EXTRACTED INFORMATION Block Start
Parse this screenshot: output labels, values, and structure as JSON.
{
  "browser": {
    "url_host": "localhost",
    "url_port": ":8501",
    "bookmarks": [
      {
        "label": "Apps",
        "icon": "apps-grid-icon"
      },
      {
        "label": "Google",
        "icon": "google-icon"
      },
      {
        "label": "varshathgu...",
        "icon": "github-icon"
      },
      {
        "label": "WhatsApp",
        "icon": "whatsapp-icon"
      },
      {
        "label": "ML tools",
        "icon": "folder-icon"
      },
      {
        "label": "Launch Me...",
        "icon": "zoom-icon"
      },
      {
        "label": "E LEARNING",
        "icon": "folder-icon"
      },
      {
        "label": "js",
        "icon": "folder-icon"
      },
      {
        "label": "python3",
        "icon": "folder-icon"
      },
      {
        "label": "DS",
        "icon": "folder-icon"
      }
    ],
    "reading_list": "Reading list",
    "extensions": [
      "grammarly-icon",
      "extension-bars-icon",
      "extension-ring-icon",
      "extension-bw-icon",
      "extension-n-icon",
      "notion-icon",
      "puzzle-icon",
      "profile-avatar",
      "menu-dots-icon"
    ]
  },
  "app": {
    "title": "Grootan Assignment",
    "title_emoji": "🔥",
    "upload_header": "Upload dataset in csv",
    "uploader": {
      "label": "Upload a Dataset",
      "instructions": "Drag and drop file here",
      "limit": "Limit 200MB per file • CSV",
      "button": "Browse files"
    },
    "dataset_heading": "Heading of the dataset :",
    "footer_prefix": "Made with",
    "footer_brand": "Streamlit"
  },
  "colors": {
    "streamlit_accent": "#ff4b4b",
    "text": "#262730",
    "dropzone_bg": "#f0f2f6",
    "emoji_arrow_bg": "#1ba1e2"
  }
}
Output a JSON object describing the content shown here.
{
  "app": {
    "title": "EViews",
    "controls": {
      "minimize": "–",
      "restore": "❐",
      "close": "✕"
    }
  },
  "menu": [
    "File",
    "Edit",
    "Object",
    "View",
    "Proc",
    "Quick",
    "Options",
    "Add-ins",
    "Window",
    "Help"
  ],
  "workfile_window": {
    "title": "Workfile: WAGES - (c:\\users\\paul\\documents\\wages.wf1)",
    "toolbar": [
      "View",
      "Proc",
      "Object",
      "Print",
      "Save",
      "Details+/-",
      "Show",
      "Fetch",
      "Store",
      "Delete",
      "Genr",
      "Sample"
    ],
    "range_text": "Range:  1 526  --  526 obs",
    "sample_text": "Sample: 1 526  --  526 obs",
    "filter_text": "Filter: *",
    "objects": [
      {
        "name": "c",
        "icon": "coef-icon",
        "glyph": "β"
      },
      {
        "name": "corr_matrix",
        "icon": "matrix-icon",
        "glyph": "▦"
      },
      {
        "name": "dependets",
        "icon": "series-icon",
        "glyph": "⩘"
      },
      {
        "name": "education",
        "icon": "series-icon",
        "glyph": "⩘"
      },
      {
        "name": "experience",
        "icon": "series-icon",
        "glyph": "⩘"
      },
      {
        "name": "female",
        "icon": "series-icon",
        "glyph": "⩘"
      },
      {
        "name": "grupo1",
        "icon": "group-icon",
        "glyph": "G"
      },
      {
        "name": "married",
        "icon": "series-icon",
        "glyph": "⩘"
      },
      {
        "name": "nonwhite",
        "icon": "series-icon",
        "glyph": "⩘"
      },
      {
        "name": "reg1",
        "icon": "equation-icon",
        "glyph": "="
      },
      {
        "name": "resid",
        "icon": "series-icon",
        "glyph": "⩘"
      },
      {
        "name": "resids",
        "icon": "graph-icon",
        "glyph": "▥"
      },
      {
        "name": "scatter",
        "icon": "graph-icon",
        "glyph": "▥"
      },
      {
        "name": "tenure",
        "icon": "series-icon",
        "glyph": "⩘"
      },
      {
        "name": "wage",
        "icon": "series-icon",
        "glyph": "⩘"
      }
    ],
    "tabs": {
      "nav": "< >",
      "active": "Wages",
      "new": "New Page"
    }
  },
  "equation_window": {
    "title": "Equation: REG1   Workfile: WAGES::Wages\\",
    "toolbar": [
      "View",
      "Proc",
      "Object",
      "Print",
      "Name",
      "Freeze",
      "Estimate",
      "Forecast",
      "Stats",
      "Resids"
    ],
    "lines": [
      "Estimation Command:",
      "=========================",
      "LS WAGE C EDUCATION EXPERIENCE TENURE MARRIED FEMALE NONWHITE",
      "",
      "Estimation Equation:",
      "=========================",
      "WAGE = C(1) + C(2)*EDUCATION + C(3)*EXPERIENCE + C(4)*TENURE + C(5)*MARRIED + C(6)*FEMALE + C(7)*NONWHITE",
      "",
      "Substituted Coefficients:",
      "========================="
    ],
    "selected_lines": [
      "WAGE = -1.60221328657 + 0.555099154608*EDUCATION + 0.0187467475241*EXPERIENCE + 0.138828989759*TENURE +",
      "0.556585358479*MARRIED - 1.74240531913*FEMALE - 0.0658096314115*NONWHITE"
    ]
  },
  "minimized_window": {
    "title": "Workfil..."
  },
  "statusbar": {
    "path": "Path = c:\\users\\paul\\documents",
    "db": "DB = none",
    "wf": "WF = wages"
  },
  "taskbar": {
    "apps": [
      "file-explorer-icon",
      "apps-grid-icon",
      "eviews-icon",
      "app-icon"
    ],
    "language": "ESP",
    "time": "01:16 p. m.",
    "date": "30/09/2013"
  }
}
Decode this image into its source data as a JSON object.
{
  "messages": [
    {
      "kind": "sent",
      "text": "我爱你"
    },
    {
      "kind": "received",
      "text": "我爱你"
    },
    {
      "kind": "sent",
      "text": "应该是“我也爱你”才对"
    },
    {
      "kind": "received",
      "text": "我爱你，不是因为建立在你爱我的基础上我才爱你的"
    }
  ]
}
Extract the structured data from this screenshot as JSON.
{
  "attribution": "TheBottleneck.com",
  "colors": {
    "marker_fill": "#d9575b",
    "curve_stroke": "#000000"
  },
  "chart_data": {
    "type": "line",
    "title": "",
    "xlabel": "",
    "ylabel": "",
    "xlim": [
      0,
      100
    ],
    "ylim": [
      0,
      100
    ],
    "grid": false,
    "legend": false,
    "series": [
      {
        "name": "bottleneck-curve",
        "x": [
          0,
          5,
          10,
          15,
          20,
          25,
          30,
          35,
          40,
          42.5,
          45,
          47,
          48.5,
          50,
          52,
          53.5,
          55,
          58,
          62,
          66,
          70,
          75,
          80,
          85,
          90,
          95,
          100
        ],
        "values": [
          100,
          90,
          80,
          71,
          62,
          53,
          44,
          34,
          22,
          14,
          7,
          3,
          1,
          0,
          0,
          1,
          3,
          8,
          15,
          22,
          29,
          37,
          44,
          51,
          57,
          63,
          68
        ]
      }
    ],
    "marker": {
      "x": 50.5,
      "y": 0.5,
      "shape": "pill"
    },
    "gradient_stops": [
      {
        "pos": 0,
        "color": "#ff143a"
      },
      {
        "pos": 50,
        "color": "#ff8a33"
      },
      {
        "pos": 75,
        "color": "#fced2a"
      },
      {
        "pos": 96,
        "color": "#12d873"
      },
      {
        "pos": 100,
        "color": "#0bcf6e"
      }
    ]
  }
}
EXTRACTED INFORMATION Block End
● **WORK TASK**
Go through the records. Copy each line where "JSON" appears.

● **RESPONSE FOR THIS EXERCISE**
Parse this screenshot: output labels, values, and structure as JSON.
Output a JSON object describing the content shown here.
Decode this image into its source data as a JSON object.
Extract the structured data from this screenshot as JSON.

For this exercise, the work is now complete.